Speaking at MIDEM, Paul McGuinness has pushed the music industry line of the moment - having failed to sue the public into compliance, they'll now try and shake cash out the ISPs instead:
"If ISPs do not cooperate voluntarily, there will need to be legislation to force them to cooperate - you cannot compete with illegal files for free on P2P networks."
"They've been making excuses that such things have not been possible for a very long time - we're sick of it - we're not dealing with honest people here."

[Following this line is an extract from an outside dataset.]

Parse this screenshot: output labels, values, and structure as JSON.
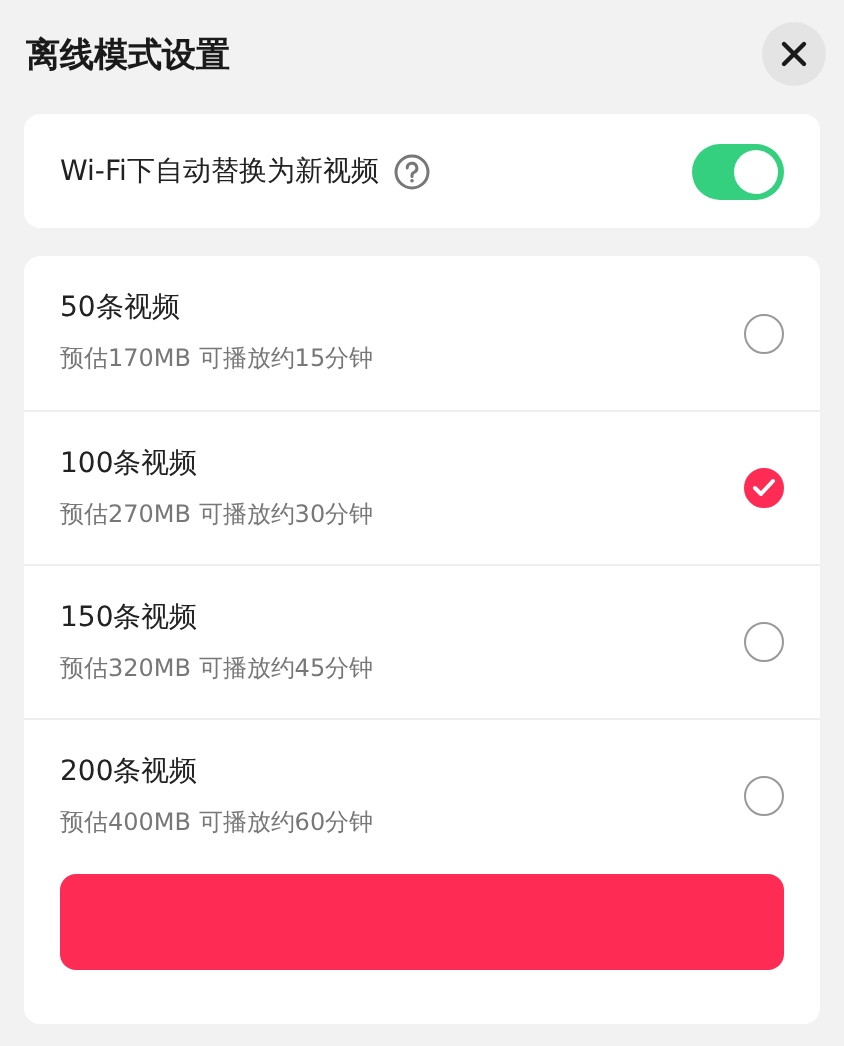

Let's just leave aside the interesting concept of "forcing" people to "co-operate" and wonder if the question is not so much if it's possible for ISPs to watch everything going through their cables (and we're not sure it is, and if it is, how are they to tell the difference between legitimate files, out-of-copyright material, samples, paid-for, legal filesharing and 'wrong' files?) and ask, once again, if it's desirable, on any level, to enforce responsibility for traffic onto the ISP. It's rather a dangerous step, removing the telecom companies' defence of being dumb pipes, while making it mandatory for them to spy on their customer's activities.
Clearly, Bono's camp is more interested in grubbing a few extra Euros than the nasty implications of opening up that can of worms - if ISPs "must" ensure customers don't file share, why should they not also be compelled to ensure their customers don't indulge in intemperate behaviour? Or, perhaps down the line, campaign against the government of the day?
Apart from wondering exactly how many people of an age where they have to do homework would actually be paying the phonebill in the first place, this speaks much of the solipsism of the music industry. Just as how a few years ago, the RIAA couldn't conceive of a use for blank CDs other than the duplication of their member's products, McGuinness believes that everybody is so enamoured of bloody U2 songs that their sole reason for going online is to steal their songs. It doesn't occur to him for a moment that a lot of kids are actually using their broadband connection to push content they've made out, rather than suck stuff other people have made down; that they live online, sharing and meeting and tweaking and - sometimes, yes, sneaking the odd track they haven't paid for.
The music industry has never understood the internet; never understood the motivation of people who are online, the people who should be their customers. To hear a supposedly intelligent man argue that people with broadband connections must be indulging in largescale copyright theft because he simply can't imagine anything else they could be doing would be funny, if he and his chums weren't so close to an equally clueless political class.
[Part of Midem 2008]